While this is not necessarily a bad thing, the Blue Jays have been cautious with their top pitching prospects since Ross Atkins and co. came into power, and an innings limit with a potential move to the bullpen seems inevitable for the right-hander later this season. This move can obviously be up for debate amongst fans and professionals alike but conserving the arm for the long run would most likely be the prevailing argument.
The issue with moving Manoah to the bullpen or limiting him via pitch/innings limit is that he is pitching well out of the rotation, sporting a 2.70 ERA through seven starts with 13 walks and 43 strikeouts. He was dominant in his debut at Yankee Stadium and even has an ejection under his belt after going high and inside on Maikel Franco on the Baltimore Orioles. His demeanor on the mound gives off a Marcus Stroman vibe but in a much bigger beast, one that challenges you inside but uses a sweeping slider and a solid changeup to rack up the strikeouts when the batter is thinking fastball.

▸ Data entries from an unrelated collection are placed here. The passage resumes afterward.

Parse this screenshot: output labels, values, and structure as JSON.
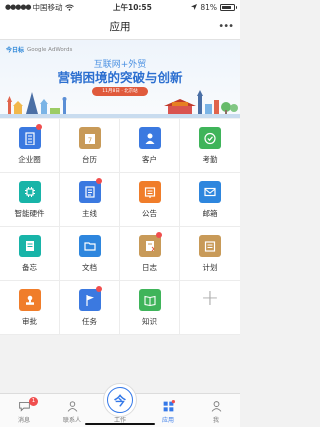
{
  "status": {
    "carrier": "中国移动",
    "signal_dots": "●●●●●",
    "time": "上午10:55",
    "battery": "81%",
    "battery_level": 0.81
  },
  "nav": {
    "title": "应用",
    "more": "•••"
  },
  "banner": {
    "brand": "今日标",
    "partner": "Google AdWords",
    "line1": "互联网+外贸",
    "line2": "营销困境的突破与创新",
    "pill": "11月8日 · 北京站"
  },
  "apps": [
    {
      "label": "企业圈",
      "icon": "building-icon",
      "color": "#3b79e0",
      "dot": true
    },
    {
      "label": "台历",
      "icon": "calendar-icon",
      "color": "#c89a58",
      "dot": false
    },
    {
      "label": "客户",
      "icon": "customer-icon",
      "color": "#3b79e0",
      "dot": false
    },
    {
      "label": "考勤",
      "icon": "clock-check-icon",
      "color": "#3fb45a",
      "dot": false
    },
    {
      "label": "智能硬件",
      "icon": "chip-icon",
      "color": "#18b4a8",
      "dot": false
    },
    {
      "label": "主线",
      "icon": "list-icon",
      "color": "#3b79e0",
      "dot": true
    },
    {
      "label": "公告",
      "icon": "announcement-icon",
      "color": "#f07d2a",
      "dot": false
    },
    {
      "label": "邮箱",
      "icon": "mail-icon",
      "color": "#2e86de",
      "dot": false
    },
    {
      "label": "备忘",
      "icon": "memo-icon",
      "color": "#18b4a8",
      "dot": false
    },
    {
      "label": "文档",
      "icon": "folder-icon",
      "color": "#2e86de",
      "dot": false
    },
    {
      "label": "日志",
      "icon": "journal-icon",
      "color": "#c89a58",
      "dot": true
    },
    {
      "label": "计划",
      "icon": "plan-icon",
      "color": "#c89a58",
      "dot": false
    },
    {
      "label": "审批",
      "icon": "stamp-icon",
      "color": "#f07d2a",
      "dot": false
    },
    {
      "label": "任务",
      "icon": "flag-icon",
      "color": "#3b79e0",
      "dot": true
    },
    {
      "label": "知识",
      "icon": "book-icon",
      "color": "#3fb45a",
      "dot": false
    }
  ],
  "tabs": [
    {
      "label": "消息",
      "icon": "chat-icon",
      "badge": "1"
    },
    {
      "label": "联系人",
      "icon": "contacts-icon",
      "badge": ""
    },
    {
      "label": "工作",
      "icon": "work-icon",
      "badge": ""
    },
    {
      "label": "应用",
      "icon": "apps-grid-icon",
      "badge": ""
    },
    {
      "label": "我",
      "icon": "profile-icon",
      "badge": ""
    }
  ],
  "work_glyph": "今",
  "colors": {
    "accent": "#3478e8",
    "badge": "#f04e4e"
  }
}
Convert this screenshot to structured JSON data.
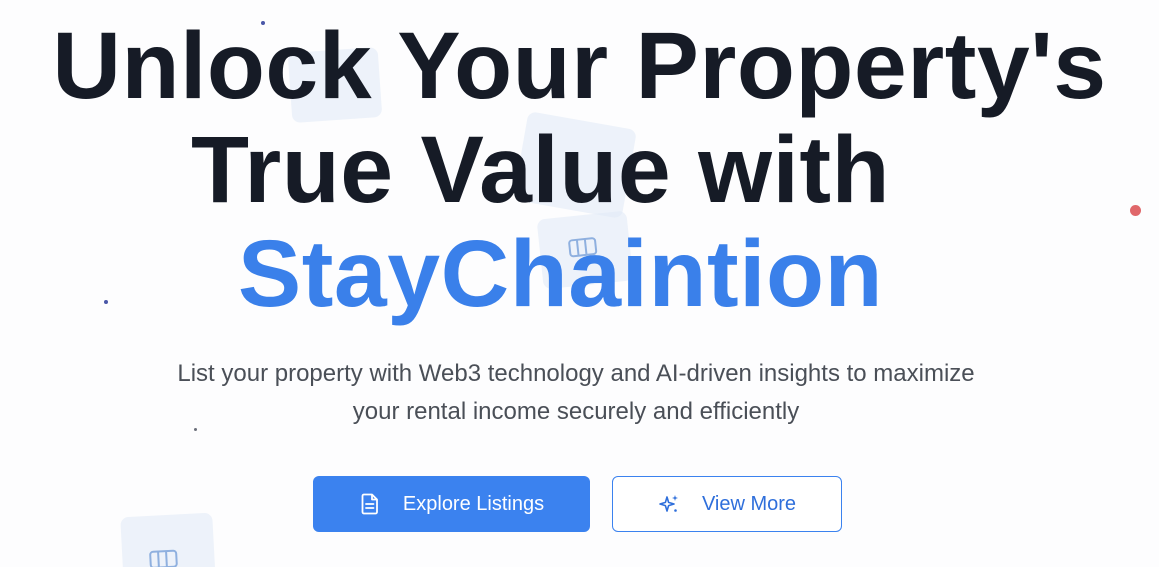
{
  "hero": {
    "title_line1": "Unlock Your Property's",
    "title_line2": "True Value with",
    "title_brand": "StayChaintion",
    "subtitle_line1": "List your property with Web3 technology and AI-driven insights to maximize",
    "subtitle_line2": "your rental income securely and efficiently"
  },
  "buttons": {
    "explore_label": "Explore Listings",
    "explore_icon": "document-icon",
    "view_more_label": "View More",
    "view_more_icon": "sparkles-icon"
  },
  "colors": {
    "title": "#161b26",
    "brand": "#3a80ea",
    "primary_button": "#3b82ef",
    "subtitle": "#4a4f57"
  }
}
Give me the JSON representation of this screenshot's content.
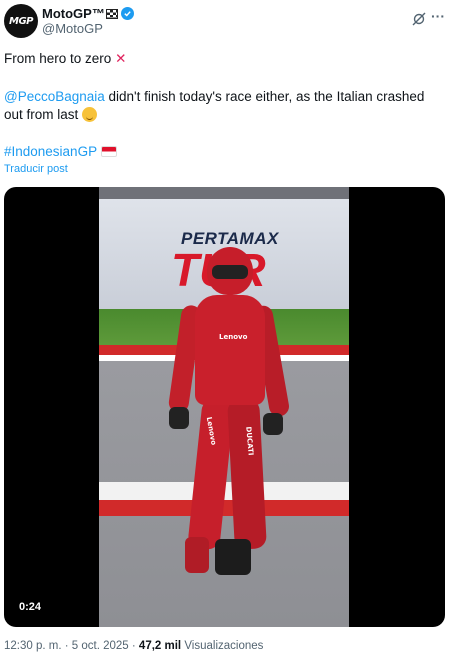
{
  "header": {
    "avatar_text": "MGP",
    "display_name": "MotoGP™",
    "handle": "@MotoGP"
  },
  "tweet": {
    "line1": "From hero to zero",
    "mention": "@PeccoBagnaia",
    "line2_rest": " didn't finish today's race either, as the Italian crashed out from last",
    "hashtag": "#IndonesianGP",
    "translate_label": "Traducir post"
  },
  "video": {
    "duration": "0:24",
    "billboard_small": "PERTAMAX",
    "billboard_big": "TUR",
    "suit_brand_1": "Lenovo",
    "suit_brand_2": "Lenovo",
    "suit_brand_3": "DUCATI"
  },
  "meta": {
    "time": "12:30 p. m.",
    "separator": " · ",
    "date": "5 oct. 2025",
    "views_count": "47,2 mil",
    "views_label": "Visualizaciones"
  },
  "icons": {
    "verified": "verified-badge-icon",
    "grok": "grok-icon",
    "more": "more-icon"
  },
  "colors": {
    "link": "#1d9bf0",
    "secondary_text": "#536471",
    "text": "#0f1419"
  }
}
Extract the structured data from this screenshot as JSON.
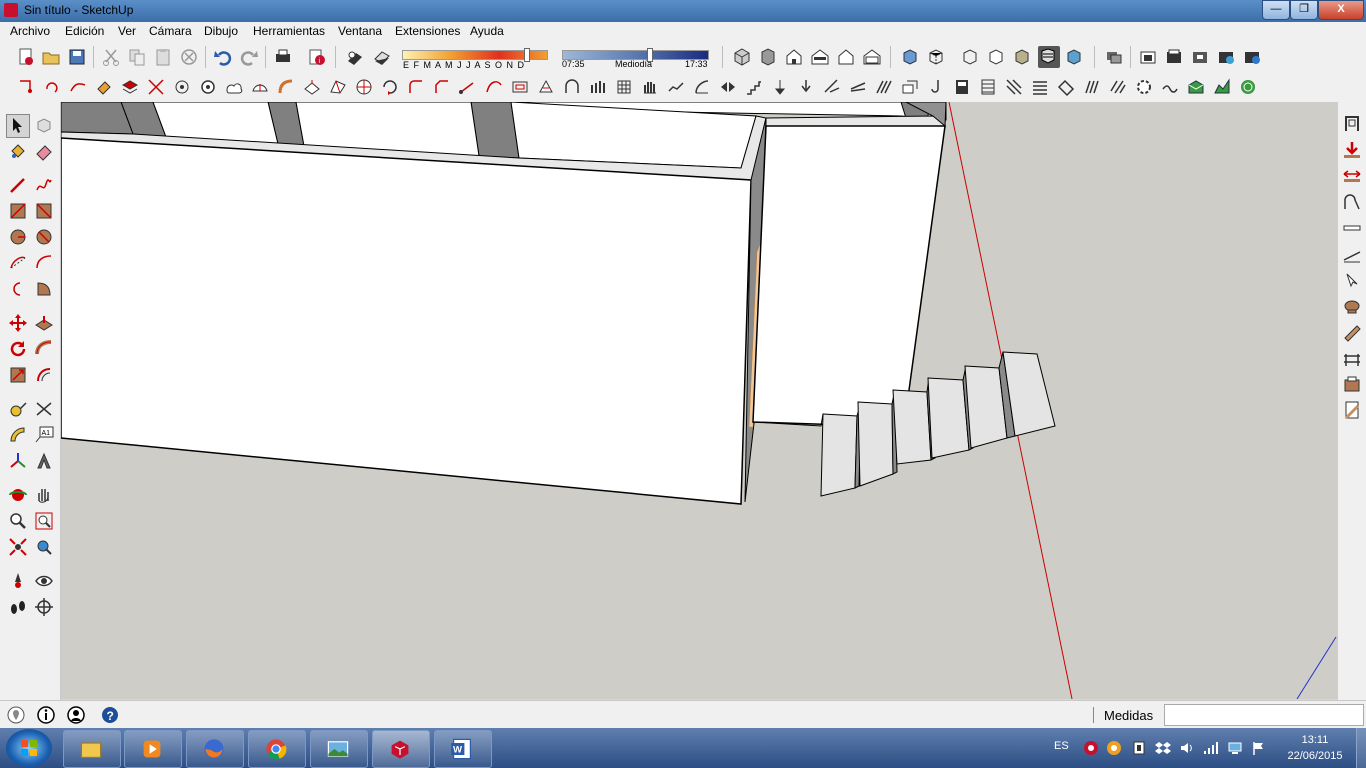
{
  "window": {
    "title": "Sin título - SketchUp",
    "min_label": "—",
    "max_label": "❐",
    "close_label": "X"
  },
  "menu": [
    "Archivo",
    "Edición",
    "Ver",
    "Cámara",
    "Dibujo",
    "Herramientas",
    "Ventana",
    "Extensiones",
    "Ayuda"
  ],
  "shadows": {
    "months": "E F M A M J J A S O N D",
    "time_start": "07:35",
    "time_mid": "Mediodía",
    "time_end": "17:33"
  },
  "status": {
    "measure_label": "Medidas",
    "measure_value": ""
  },
  "taskbar": {
    "lang": "ES",
    "time": "13:11",
    "date": "22/06/2015"
  },
  "colors": {
    "axis_red": "#cc0000",
    "axis_blue": "#2233cc",
    "ground": "#cfcdc8",
    "face": "#ffffff",
    "shade": "#808080",
    "edge": "#000000"
  }
}
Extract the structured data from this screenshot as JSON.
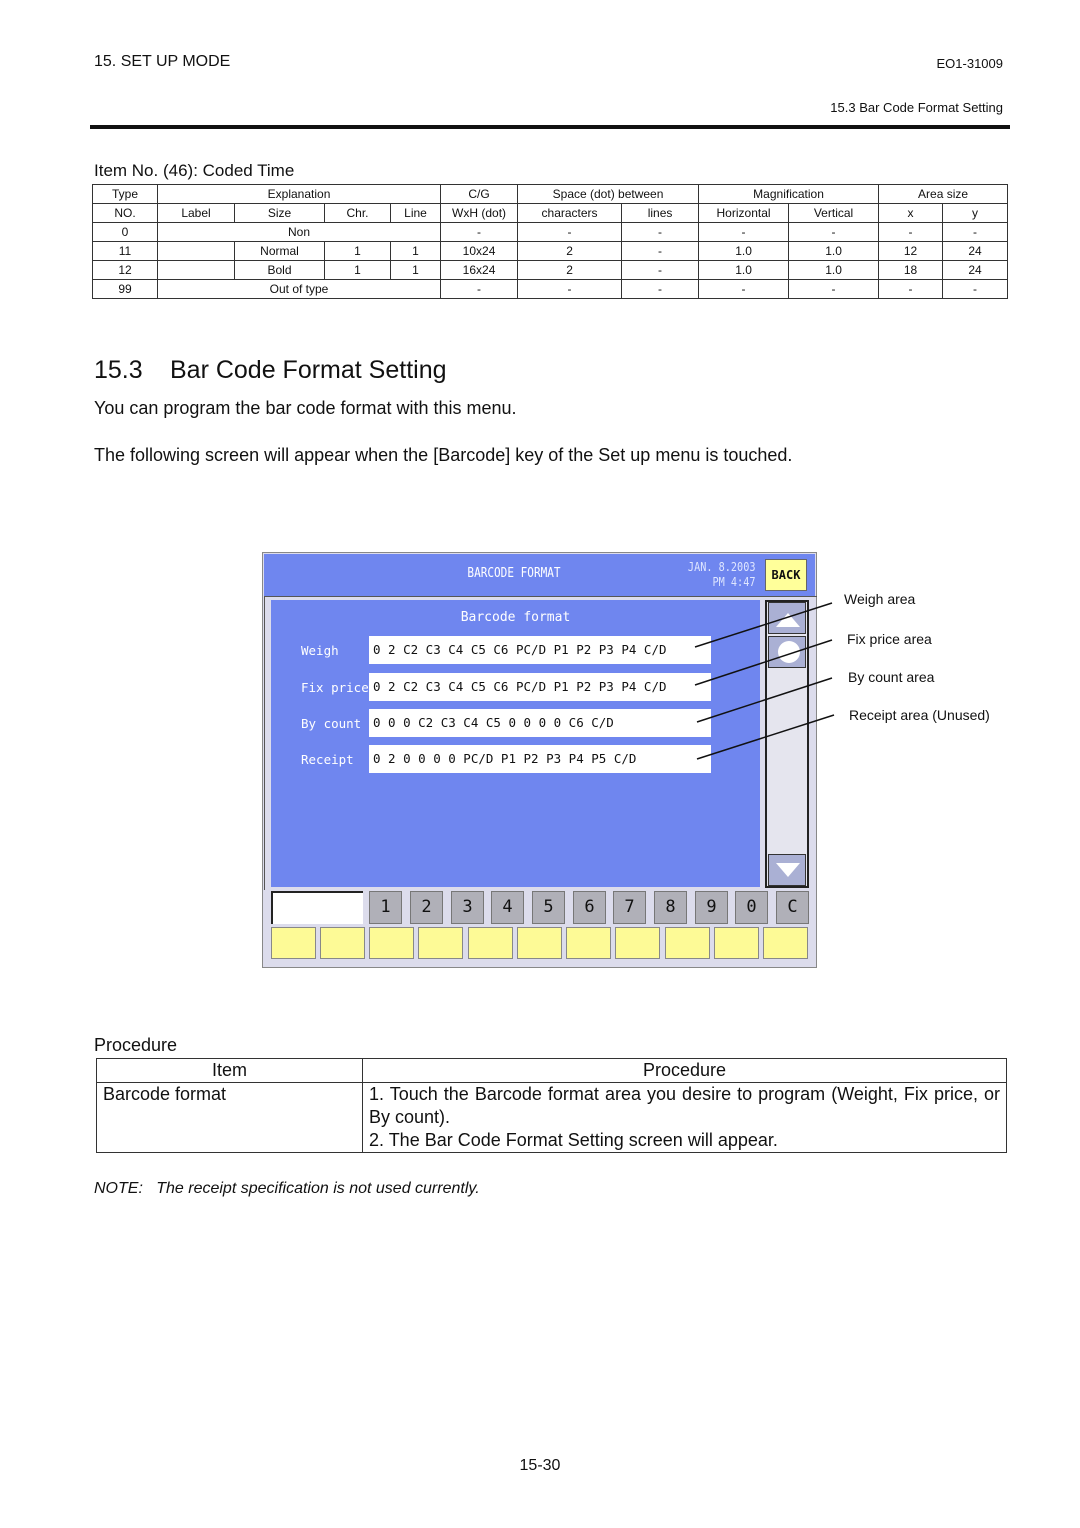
{
  "header": {
    "chapter": "15. SET UP MODE",
    "doc_code": "EO1-31009",
    "section_ref": "15.3 Bar Code Format Setting"
  },
  "coded_time": {
    "title": "Item No. (46): Coded Time",
    "header_row1": {
      "type": "Type",
      "explanation": "Explanation",
      "cg": "C/G",
      "space": "Space (dot) between",
      "magnification": "Magnification",
      "area_size": "Area size"
    },
    "header_row2": [
      "NO.",
      "Label",
      "Size",
      "Chr.",
      "Line",
      "WxH (dot)",
      "characters",
      "lines",
      "Horizontal",
      "Vertical",
      "x",
      "y"
    ],
    "rows": [
      {
        "no": "0",
        "explanation": "Non",
        "cg": "-",
        "chars": "-",
        "lines": "-",
        "horizontal": "-",
        "vertical": "-",
        "x": "-",
        "y": "-"
      },
      {
        "no": "11",
        "label": "",
        "size": "Normal",
        "chr": "1",
        "line": "1",
        "cg": "10x24",
        "chars": "2",
        "lines": "-",
        "horizontal": "1.0",
        "vertical": "1.0",
        "x": "12",
        "y": "24"
      },
      {
        "no": "12",
        "label": "",
        "size": "Bold",
        "chr": "1",
        "line": "1",
        "cg": "16x24",
        "chars": "2",
        "lines": "-",
        "horizontal": "1.0",
        "vertical": "1.0",
        "x": "18",
        "y": "24"
      },
      {
        "no": "99",
        "explanation": "Out of type",
        "cg": "-",
        "chars": "-",
        "lines": "-",
        "horizontal": "-",
        "vertical": "-",
        "x": "-",
        "y": "-"
      }
    ]
  },
  "section": {
    "number": "15.3",
    "title": "Bar Code Format Setting",
    "para1": "You can program the bar code format with this menu.",
    "para2": "The following screen will appear when the [Barcode]  key of the Set up menu is touched."
  },
  "screen": {
    "title": "BARCODE FORMAT",
    "date": "JAN. 8.2003",
    "time": "PM 4:47",
    "back_label": "BACK",
    "panel_title": "Barcode format",
    "rows": [
      {
        "label": "Weigh",
        "value": "0 2 C2 C3 C4 C5 C6 PC/D P1 P2 P3 P4 C/D"
      },
      {
        "label": "Fix price",
        "value": "0 2 C2 C3 C4 C5 C6 PC/D P1 P2 P3 P4 C/D"
      },
      {
        "label": "By count",
        "value": "0 0 0 C2 C3 C4 C5 0 0 0 0 C6 C/D"
      },
      {
        "label": "Receipt",
        "value": "0 2 0 0 0 0 PC/D P1 P2 P3 P4 P5 C/D"
      }
    ],
    "entry_value": "",
    "keys": [
      "1",
      "2",
      "3",
      "4",
      "5",
      "6",
      "7",
      "8",
      "9",
      "0",
      "C"
    ],
    "colors": {
      "panel": "#6f86ef",
      "function_key": "#fdfa96",
      "back": "#ffff9a"
    }
  },
  "callouts": [
    "Weigh area",
    "Fix price area",
    "By count area",
    "Receipt area (Unused)"
  ],
  "procedure": {
    "title": "Procedure",
    "col_item": "Item",
    "col_procedure": "Procedure",
    "item": "Barcode format",
    "step1": "1. Touch the Barcode format area you desire to program (Weight, Fix price, or By count).",
    "step2": "2. The Bar Code Format Setting screen will appear."
  },
  "note": "NOTE:   The receipt specification is not used currently.",
  "page_number": "15-30"
}
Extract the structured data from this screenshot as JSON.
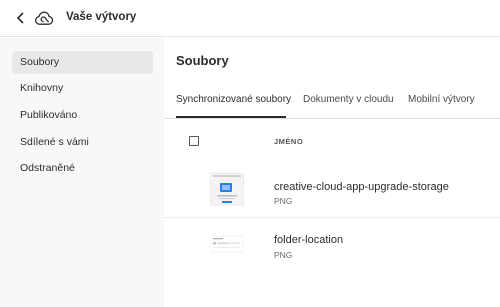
{
  "header": {
    "title": "Vaše výtvory",
    "back_icon": "chevron-left-icon",
    "logo_icon": "creative-cloud-logo-icon"
  },
  "sidebar": {
    "items": [
      {
        "label": "Soubory",
        "active": true
      },
      {
        "label": "Knihovny",
        "active": false
      },
      {
        "label": "Publikováno",
        "active": false
      },
      {
        "label": "Sdílené s vámi",
        "active": false
      },
      {
        "label": "Odstraněné",
        "active": false
      }
    ]
  },
  "main": {
    "title": "Soubory",
    "tabs": [
      {
        "label": "Synchronizované soubory",
        "active": true
      },
      {
        "label": "Dokumenty v cloudu",
        "active": false
      },
      {
        "label": "Mobilní výtvory",
        "active": false
      }
    ],
    "table": {
      "column_name": "JMÉNO",
      "rows": [
        {
          "name": "creative-cloud-app-upgrade-storage",
          "type": "PNG"
        },
        {
          "name": "folder-location",
          "type": "PNG"
        }
      ]
    }
  },
  "colors": {
    "sidebar_bg": "#f8f8f8",
    "active_item_bg": "#e8e8e8",
    "text": "#2c2c2c",
    "thumb_accent": "#2680eb"
  }
}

Personally, I hope the Blue Jays keep Alek Manoah in the rotation for the season but can see the argument for a pitch/innings count on the rookie pitcher. If he starts to fade or does start to become fatigued as the season wears on then a move to the bullpen makes sense but that will hopefully be in August/September and not any time soon, with the Blue Jays needing his fastball and quality outings in the rotation for now.